- **Source material**:
*** Block opens ***

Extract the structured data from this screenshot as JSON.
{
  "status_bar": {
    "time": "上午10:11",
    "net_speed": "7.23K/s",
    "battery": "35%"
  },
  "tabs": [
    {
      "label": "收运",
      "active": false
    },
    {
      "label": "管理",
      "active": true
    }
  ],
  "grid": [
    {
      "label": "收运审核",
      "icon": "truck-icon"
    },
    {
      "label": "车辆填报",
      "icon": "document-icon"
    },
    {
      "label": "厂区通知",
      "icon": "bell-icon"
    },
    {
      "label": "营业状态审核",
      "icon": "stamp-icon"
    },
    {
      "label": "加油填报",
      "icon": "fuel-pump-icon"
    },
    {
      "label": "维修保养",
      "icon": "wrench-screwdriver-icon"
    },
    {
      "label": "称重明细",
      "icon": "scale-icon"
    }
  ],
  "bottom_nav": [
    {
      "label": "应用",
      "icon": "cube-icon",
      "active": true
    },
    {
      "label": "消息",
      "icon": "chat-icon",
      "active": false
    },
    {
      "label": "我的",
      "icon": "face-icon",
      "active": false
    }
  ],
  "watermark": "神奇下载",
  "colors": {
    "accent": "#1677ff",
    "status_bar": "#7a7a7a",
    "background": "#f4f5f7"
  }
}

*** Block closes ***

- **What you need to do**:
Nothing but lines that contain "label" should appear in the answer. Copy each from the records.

- **Task solution**:
      "label": "收运",
      "label": "管理",
      "label": "收运审核",
      "label": "车辆填报",
      "label": "厂区通知",
      "label": "营业状态审核",
      "label": "加油填报",
      "label": "维修保养",
      "label": "称重明细",
      "label": "应用",
      "label": "消息",
      "label": "我的",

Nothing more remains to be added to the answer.